“I hesitate to create any extra pressure,” she said. “But in the locker room I’m thinking, and I do know the No. 8 team (UCLA) lost yesterday and the No. 11 team (DePaul) lost. We’ve never been ranked in the top 10, and I’m starting to think about those things – even while I’m downplaying them to the players and making sure they focus on the task at hand and other important things, like what the COG is serving for lunch today.”

The focus seemed a little fuzzy for a while Saturday.

The Zags fell behind 16-7 two and a half minutes into the second quarter, at which point they finally got junior Jill Townsend her first shot – which seemed akin to firing up the car on a frosty morning and driving a mile down the road before pulling over to scrape the windshield.

By the second half, the Zags held BYU to a single field goal over a span of 12 minutes and all was right again – with the crushing exception of seeing senior Katie Campbell carried off the floor with a knee injury. The prognosis was all over her teammates’ faces as they exited the locker room post-game.

But they’ll carry on, because them’s the rules.

The Bulldogs now head out for roadies at Pacific and Saint Mary’s, two WCC middle-of-the-packers whose average home audiences combined don’t amount to 20% of GU’s 5,641. But then the emotional swings home and away for the Zags are a way of life; their season attendance outstrips the other nine WCC schools by more than 15,000.

“At some places,” acknowledged Fortier, “the atmosphere can be like you’re going to scrimmage.”

This is Spokane’s great gift to her program. Sellouts – Saturday’s was No. 4 this season – and adulation with a top-10 feel, ranking notwithstanding. In the West, only Oregon – where former GU coach Kelly Graves’ program has doubled its audience in two years – outdraws the Zags.

Now it’s a ticket so hot that seven other WCC men’s teams can’t demand as high a price. Indeed, because of the disparate student allotments and affordability, GU’s women actually sell more season tickets than the men.

The Kennel may be the house that Courtney Vandersloot first filled, but the continued success under Fortier has topped it off.

“When you win games,” said athletic director Mike Roth, “people want to be a part of it.”

Even three games clear in the WCC standings, there’s not much big-picture gazing from the coach or prestige-worry over streaks. She saved her fretting for three lackluster practices last week (“though after seeing Tuesday’s and Wednesday’s, maybe Monday’s was better than I thought,” she said) and the daily challenges.

Which doesn’t mean that a spot in the top 10 wouldn’t be a gas.

“Not a feather in the cap,” she said, “but there are some big shoes that I’m still filling.

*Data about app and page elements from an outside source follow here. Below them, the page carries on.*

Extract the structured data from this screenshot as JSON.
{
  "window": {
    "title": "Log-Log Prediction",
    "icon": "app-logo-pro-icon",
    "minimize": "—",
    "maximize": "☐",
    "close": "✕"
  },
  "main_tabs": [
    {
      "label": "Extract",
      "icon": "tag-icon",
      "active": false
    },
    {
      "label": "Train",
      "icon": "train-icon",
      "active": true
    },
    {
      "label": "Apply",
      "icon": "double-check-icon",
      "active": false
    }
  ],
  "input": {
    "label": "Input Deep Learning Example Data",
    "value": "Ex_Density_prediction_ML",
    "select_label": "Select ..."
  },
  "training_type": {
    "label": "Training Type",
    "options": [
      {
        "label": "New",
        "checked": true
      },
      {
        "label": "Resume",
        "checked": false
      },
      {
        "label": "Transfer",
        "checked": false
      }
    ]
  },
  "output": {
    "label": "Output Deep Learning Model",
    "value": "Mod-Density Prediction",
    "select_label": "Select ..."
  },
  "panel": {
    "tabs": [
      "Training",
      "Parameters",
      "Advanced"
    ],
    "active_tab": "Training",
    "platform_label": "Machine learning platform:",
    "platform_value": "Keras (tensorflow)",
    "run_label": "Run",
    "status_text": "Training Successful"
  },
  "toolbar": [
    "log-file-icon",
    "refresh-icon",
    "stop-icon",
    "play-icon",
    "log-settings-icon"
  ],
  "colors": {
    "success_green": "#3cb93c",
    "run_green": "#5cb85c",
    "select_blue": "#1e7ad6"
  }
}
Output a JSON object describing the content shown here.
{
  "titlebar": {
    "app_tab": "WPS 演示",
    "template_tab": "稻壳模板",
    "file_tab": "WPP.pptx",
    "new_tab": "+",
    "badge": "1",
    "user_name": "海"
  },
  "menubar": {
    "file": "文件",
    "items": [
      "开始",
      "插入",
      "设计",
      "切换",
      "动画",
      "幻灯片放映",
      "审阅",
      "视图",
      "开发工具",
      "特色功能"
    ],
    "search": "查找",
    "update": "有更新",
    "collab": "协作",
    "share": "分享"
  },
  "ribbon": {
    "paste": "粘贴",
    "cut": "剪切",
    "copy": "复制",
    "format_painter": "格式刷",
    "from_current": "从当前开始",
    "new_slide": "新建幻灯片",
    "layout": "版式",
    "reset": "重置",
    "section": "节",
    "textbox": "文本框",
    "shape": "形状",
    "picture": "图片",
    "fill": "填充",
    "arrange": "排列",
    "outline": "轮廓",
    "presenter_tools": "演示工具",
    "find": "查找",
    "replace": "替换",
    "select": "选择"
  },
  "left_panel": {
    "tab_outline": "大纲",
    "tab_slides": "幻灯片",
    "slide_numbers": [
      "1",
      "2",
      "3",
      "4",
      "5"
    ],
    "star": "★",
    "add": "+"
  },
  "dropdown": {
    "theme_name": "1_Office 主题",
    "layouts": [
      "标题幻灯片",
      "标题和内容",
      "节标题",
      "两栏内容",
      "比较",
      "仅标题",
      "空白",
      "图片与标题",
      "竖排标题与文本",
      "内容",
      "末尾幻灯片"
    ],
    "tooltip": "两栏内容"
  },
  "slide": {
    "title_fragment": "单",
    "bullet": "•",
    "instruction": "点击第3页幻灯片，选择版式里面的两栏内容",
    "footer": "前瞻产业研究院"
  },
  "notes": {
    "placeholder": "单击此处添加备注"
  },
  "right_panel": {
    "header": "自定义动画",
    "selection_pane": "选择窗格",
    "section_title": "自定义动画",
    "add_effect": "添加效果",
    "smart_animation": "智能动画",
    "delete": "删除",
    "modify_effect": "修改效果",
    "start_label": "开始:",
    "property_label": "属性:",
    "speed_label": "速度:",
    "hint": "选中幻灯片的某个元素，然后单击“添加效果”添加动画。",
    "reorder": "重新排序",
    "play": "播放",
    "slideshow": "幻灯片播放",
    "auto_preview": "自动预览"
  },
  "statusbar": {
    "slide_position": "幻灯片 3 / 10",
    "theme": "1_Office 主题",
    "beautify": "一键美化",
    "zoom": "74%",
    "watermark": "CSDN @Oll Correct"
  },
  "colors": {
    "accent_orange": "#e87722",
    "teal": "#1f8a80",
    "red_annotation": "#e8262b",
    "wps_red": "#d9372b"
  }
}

Kelly was a great coach, and we worked hard together on things we did here. But my staff has been together six years and we’re working on great things, too. It’s a great way to show our program continues to improve. There are still Gonzaga haters out there, and WCC haters. Recruits still question you. I want everybody to know that if you come here and work hard and believe in yourself and the team, we can do great things. If I have to hear ‘little Gonzaga up in Spokane’ again – our guys have been in the national championship game.

“C’mon. It’s a basketball place.”